PROBLEM: All of the records below are to be copied exactly.

DATASET ENTRIES:
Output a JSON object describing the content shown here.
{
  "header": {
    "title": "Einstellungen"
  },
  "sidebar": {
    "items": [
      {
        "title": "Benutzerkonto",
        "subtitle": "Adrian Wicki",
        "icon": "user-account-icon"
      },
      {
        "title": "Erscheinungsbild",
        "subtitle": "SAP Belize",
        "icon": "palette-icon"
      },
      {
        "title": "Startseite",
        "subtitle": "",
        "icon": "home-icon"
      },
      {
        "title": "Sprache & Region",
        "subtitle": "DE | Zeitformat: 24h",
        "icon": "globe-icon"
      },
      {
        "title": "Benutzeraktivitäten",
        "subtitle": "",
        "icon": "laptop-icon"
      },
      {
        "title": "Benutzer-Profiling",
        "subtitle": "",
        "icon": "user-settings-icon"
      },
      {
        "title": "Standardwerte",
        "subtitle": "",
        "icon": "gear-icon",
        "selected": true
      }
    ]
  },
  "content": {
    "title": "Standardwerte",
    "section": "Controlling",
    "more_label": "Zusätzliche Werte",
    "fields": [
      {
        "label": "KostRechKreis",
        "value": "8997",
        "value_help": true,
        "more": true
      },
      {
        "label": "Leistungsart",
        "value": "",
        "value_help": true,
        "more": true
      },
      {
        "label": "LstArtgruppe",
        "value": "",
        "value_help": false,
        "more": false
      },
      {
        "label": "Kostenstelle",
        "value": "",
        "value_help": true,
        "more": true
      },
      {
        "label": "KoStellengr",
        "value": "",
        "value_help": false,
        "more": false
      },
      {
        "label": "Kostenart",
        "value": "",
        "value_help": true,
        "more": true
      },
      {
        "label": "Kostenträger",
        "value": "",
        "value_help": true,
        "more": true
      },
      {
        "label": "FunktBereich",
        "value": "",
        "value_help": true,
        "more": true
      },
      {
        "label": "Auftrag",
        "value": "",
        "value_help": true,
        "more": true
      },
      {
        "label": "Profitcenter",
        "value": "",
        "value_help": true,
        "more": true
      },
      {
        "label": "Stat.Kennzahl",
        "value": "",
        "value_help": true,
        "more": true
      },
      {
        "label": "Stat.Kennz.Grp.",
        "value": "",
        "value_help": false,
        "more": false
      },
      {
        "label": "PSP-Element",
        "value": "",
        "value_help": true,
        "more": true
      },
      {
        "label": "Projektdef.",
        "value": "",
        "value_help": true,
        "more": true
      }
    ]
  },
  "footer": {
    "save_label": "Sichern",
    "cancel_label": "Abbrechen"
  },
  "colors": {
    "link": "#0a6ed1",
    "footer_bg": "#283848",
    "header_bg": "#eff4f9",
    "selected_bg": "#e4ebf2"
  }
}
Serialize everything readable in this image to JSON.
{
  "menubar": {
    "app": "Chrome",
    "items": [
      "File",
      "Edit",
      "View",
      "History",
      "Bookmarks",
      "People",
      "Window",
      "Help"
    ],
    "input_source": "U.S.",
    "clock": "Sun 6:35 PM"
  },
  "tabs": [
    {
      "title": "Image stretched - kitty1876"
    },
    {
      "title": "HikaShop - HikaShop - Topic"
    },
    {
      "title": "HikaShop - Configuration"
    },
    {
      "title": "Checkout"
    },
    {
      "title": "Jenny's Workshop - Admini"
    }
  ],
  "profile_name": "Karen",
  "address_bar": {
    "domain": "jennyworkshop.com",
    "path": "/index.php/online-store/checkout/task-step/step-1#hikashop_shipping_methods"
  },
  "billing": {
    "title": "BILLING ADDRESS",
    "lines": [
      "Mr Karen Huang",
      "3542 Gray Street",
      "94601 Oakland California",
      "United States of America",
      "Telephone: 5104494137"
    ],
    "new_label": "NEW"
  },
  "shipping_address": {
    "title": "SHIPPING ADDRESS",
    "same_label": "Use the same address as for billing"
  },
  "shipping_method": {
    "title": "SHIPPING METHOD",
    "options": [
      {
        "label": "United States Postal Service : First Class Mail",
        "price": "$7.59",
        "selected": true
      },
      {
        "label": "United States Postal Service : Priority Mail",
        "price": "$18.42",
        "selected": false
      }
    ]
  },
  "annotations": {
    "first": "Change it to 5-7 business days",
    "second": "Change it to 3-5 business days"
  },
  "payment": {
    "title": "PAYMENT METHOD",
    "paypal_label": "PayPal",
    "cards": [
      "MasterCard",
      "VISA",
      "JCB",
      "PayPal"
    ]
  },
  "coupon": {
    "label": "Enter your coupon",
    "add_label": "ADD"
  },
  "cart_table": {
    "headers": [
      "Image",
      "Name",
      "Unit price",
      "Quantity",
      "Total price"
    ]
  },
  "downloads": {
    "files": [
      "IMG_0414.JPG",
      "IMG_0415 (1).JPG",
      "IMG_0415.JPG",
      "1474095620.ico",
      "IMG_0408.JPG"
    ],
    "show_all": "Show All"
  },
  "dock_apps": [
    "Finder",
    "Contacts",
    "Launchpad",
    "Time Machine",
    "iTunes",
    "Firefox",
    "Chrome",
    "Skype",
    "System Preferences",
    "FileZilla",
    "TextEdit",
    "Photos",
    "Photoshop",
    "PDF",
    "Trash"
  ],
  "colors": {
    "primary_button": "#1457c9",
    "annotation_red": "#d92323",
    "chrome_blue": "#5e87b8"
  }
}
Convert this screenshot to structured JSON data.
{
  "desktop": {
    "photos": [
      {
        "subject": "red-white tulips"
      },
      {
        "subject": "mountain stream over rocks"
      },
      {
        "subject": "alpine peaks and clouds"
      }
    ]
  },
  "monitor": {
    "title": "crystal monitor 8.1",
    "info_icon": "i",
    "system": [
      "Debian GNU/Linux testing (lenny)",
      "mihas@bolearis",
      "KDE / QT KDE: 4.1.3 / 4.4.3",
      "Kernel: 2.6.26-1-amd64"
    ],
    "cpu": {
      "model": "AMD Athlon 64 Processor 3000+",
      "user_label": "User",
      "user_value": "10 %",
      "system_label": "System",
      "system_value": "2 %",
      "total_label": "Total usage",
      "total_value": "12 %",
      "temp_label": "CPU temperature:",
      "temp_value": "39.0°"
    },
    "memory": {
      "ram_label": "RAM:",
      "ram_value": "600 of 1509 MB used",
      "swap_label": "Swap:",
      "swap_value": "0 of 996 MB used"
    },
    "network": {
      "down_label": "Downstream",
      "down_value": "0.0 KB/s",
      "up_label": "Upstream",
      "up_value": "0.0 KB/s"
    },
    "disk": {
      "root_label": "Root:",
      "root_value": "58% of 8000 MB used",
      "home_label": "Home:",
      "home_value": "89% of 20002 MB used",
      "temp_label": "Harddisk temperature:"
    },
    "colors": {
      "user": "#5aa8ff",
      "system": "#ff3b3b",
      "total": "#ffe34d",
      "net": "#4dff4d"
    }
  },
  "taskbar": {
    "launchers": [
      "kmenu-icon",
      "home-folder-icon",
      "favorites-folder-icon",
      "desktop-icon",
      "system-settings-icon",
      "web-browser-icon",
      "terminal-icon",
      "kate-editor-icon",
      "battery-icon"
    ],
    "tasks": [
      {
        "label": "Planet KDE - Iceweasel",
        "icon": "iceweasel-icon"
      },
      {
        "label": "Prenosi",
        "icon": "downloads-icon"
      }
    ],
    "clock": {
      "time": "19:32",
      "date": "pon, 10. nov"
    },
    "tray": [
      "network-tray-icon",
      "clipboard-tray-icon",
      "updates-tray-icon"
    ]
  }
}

TASK SOLUTION:
Output a JSON object describing the content shown here.
{
  "header": {
    "title": "Einstellungen"
  },
  "sidebar": {
    "items": [
      {
        "title": "Benutzerkonto",
        "subtitle": "Adrian Wicki",
        "icon": "user-account-icon"
      },
      {
        "title": "Erscheinungsbild",
        "subtitle": "SAP Belize",
        "icon": "palette-icon"
      },
      {
        "title": "Startseite",
        "subtitle": "",
        "icon": "home-icon"
      },
      {
        "title": "Sprache & Region",
        "subtitle": "DE | Zeitformat: 24h",
        "icon": "globe-icon"
      },
      {
        "title": "Benutzeraktivitäten",
        "subtitle": "",
        "icon": "laptop-icon"
      },
      {
        "title": "Benutzer-Profiling",
        "subtitle": "",
        "icon": "user-settings-icon"
      },
      {
        "title": "Standardwerte",
        "subtitle": "",
        "icon": "gear-icon",
        "selected": true
      }
    ]
  },
  "content": {
    "title": "Standardwerte",
    "section": "Controlling",
    "more_label": "Zusätzliche Werte",
    "fields": [
      {
        "label": "KostRechKreis",
        "value": "8997",
        "value_help": true,
        "more": true
      },
      {
        "label": "Leistungsart",
        "value": "",
        "value_help": true,
        "more": true
      },
      {
        "label": "LstArtgruppe",
        "value": "",
        "value_help": false,
        "more": false
      },
      {
        "label": "Kostenstelle",
        "value": "",
        "value_help": true,
        "more": true
      },
      {
        "label": "KoStellengr",
        "value": "",
        "value_help": false,
        "more": false
      },
      {
        "label": "Kostenart",
        "value": "",
        "value_help": true,
        "more": true
      },
      {
        "label": "Kostenträger",
        "value": "",
        "value_help": true,
        "more": true
      },
      {
        "label": "FunktBereich",
        "value": "",
        "value_help": true,
        "more": true
      },
      {
        "label": "Auftrag",
        "value": "",
        "value_help": true,
        "more": true
      },
      {
        "label": "Profitcenter",
        "value": "",
        "value_help": true,
        "more": true
      },
      {
        "label": "Stat.Kennzahl",
        "value": "",
        "value_help": true,
        "more": true
      },
      {
        "label": "Stat.Kennz.Grp.",
        "value": "",
        "value_help": false,
        "more": false
      },
      {
        "label": "PSP-Element",
        "value": "",
        "value_help": true,
        "more": true
      },
      {
        "label": "Projektdef.",
        "value": "",
        "value_help": true,
        "more": true
      }
    ]
  },
  "footer": {
    "save_label": "Sichern",
    "cancel_label": "Abbrechen"
  },
  "colors": {
    "link": "#0a6ed1",
    "footer_bg": "#283848",
    "header_bg": "#eff4f9",
    "selected_bg": "#e4ebf2"
  }
}
Serialize everything readable in this image to JSON.
{
  "menubar": {
    "app": "Chrome",
    "items": [
      "File",
      "Edit",
      "View",
      "History",
      "Bookmarks",
      "People",
      "Window",
      "Help"
    ],
    "input_source": "U.S.",
    "clock": "Sun 6:35 PM"
  },
  "tabs": [
    {
      "title": "Image stretched - kitty1876"
    },
    {
      "title": "HikaShop - HikaShop - Topic"
    },
    {
      "title": "HikaShop - Configuration"
    },
    {
      "title": "Checkout"
    },
    {
      "title": "Jenny's Workshop - Admini"
    }
  ],
  "profile_name": "Karen",
  "address_bar": {
    "domain": "jennyworkshop.com",
    "path": "/index.php/online-store/checkout/task-step/step-1#hikashop_shipping_methods"
  },
  "billing": {
    "title": "BILLING ADDRESS",
    "lines": [
      "Mr Karen Huang",
      "3542 Gray Street",
      "94601 Oakland California",
      "United States of America",
      "Telephone: 5104494137"
    ],
    "new_label": "NEW"
  },
  "shipping_address": {
    "title": "SHIPPING ADDRESS",
    "same_label": "Use the same address as for billing"
  },
  "shipping_method": {
    "title": "SHIPPING METHOD",
    "options": [
      {
        "label": "United States Postal Service : First Class Mail",
        "price": "$7.59",
        "selected": true
      },
      {
        "label": "United States Postal Service : Priority Mail",
        "price": "$18.42",
        "selected": false
      }
    ]
  },
  "annotations": {
    "first": "Change it to 5-7 business days",
    "second": "Change it to 3-5 business days"
  },
  "payment": {
    "title": "PAYMENT METHOD",
    "paypal_label": "PayPal",
    "cards": [
      "MasterCard",
      "VISA",
      "JCB",
      "PayPal"
    ]
  },
  "coupon": {
    "label": "Enter your coupon",
    "add_label": "ADD"
  },
  "cart_table": {
    "headers": [
      "Image",
      "Name",
      "Unit price",
      "Quantity",
      "Total price"
    ]
  },
  "downloads": {
    "files": [
      "IMG_0414.JPG",
      "IMG_0415 (1).JPG",
      "IMG_0415.JPG",
      "1474095620.ico",
      "IMG_0408.JPG"
    ],
    "show_all": "Show All"
  },
  "dock_apps": [
    "Finder",
    "Contacts",
    "Launchpad",
    "Time Machine",
    "iTunes",
    "Firefox",
    "Chrome",
    "Skype",
    "System Preferences",
    "FileZilla",
    "TextEdit",
    "Photos",
    "Photoshop",
    "PDF",
    "Trash"
  ],
  "colors": {
    "primary_button": "#1457c9",
    "annotation_red": "#d92323",
    "chrome_blue": "#5e87b8"
  }
}
Convert this screenshot to structured JSON data.
{
  "desktop": {
    "photos": [
      {
        "subject": "red-white tulips"
      },
      {
        "subject": "mountain stream over rocks"
      },
      {
        "subject": "alpine peaks and clouds"
      }
    ]
  },
  "monitor": {
    "title": "crystal monitor 8.1",
    "info_icon": "i",
    "system": [
      "Debian GNU/Linux testing (lenny)",
      "mihas@bolearis",
      "KDE / QT KDE: 4.1.3 / 4.4.3",
      "Kernel: 2.6.26-1-amd64"
    ],
    "cpu": {
      "model": "AMD Athlon 64 Processor 3000+",
      "user_label": "User",
      "user_value": "10 %",
      "system_label": "System",
      "system_value": "2 %",
      "total_label": "Total usage",
      "total_value": "12 %",
      "temp_label": "CPU temperature:",
      "temp_value": "39.0°"
    },
    "memory": {
      "ram_label": "RAM:",
      "ram_value": "600 of 1509 MB used",
      "swap_label": "Swap:",
      "swap_value": "0 of 996 MB used"
    },
    "network": {
      "down_label": "Downstream",
      "down_value": "0.0 KB/s",
      "up_label": "Upstream",
      "up_value": "0.0 KB/s"
    },
    "disk": {
      "root_label": "Root:",
      "root_value": "58% of 8000 MB used",
      "home_label": "Home:",
      "home_value": "89% of 20002 MB used",
      "temp_label": "Harddisk temperature:"
    },
    "colors": {
      "user": "#5aa8ff",
      "system": "#ff3b3b",
      "total": "#ffe34d",
      "net": "#4dff4d"
    }
  },
  "taskbar": {
    "launchers": [
      "kmenu-icon",
      "home-folder-icon",
      "favorites-folder-icon",
      "desktop-icon",
      "system-settings-icon",
      "web-browser-icon",
      "terminal-icon",
      "kate-editor-icon",
      "battery-icon"
    ],
    "tasks": [
      {
        "label": "Planet KDE - Iceweasel",
        "icon": "iceweasel-icon"
      },
      {
        "label": "Prenosi",
        "icon": "downloads-icon"
      }
    ],
    "clock": {
      "time": "19:32",
      "date": "pon, 10. nov"
    },
    "tray": [
      "network-tray-icon",
      "clipboard-tray-icon",
      "updates-tray-icon"
    ]
  }
}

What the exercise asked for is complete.